TᵢG
Professor Principal
3  TᵢG    8 months ago

The key mega threat that I have noted for two decades now is the inevitability of increasingly potent (and smaller) technologies being abused by individuals.   My original concern was bio — individuals poisoning / infecting entire communities.   Today we add on to this smaller bombs and cyber technology (software viruses through intelligent robots … including drones).

When limited to states there is some control and a realistic means of monitoring.   When the number of agents moves from states to individuals, we have a societal cancer.

 
 
 
Drakkonis
Professor Guide
3.1  author  Drakkonis  replied to  TᵢG @3    8 months ago
When limited to states there is some control and a realistic means of monitoring.   When the number of agents moves from states to individuals, we have a societal cancer.

If I remember correctly, a book by Frank Herbert, called "The white plague" suggests such. In it, he foresaw people being able to "print" plagues and cures. 

 
 
 
Drakkonis
Professor Guide
3.2  author  Drakkonis  replied to  TᵢG @3    8 months ago
The key mega threat that I have noted for two decades now is the inevitability of increasingly potent (and smaller) technologies being abused by individuals.

I can see that.
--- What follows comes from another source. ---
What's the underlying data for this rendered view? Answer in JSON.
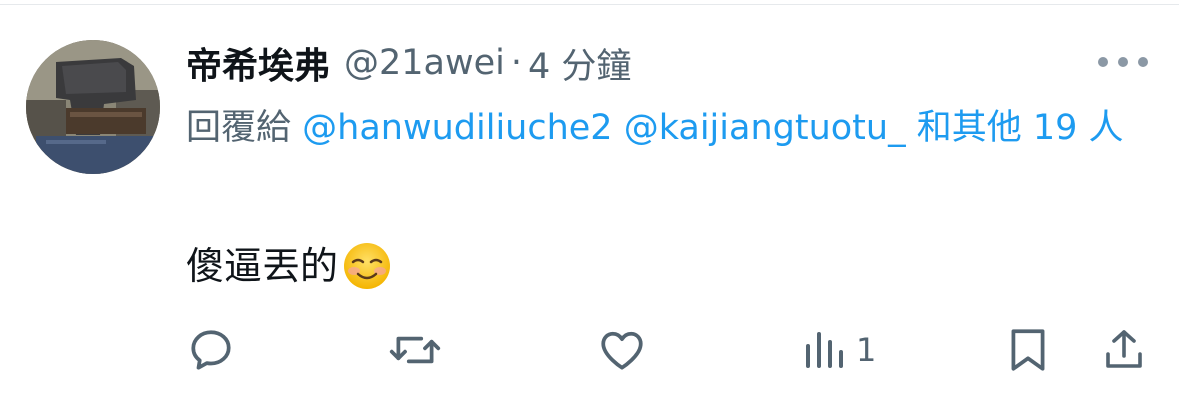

I have had the same concern for about the same amount of time. 

“Many of the dangers we face indeed arise from science and technology—but, more fundamentally, because we have become powerful without becoming commensurately wise. The world-altering powers that technology has delivered into our hands now require a degree of consideration and foresight that has never before been asked of us.”
― Carl Sagan,
 
 
 
Snuffy
Professor Participates
4  Snuffy    8 months ago

If it's a Microsoft moment, then what are we waiting for?  Will somebody please give the old three-fingered salute and reboot this damn place!!!

 
 
 
Drakkonis
Professor Guide
4.1  author  Drakkonis  replied to  Snuffy @4    8 months ago

LOL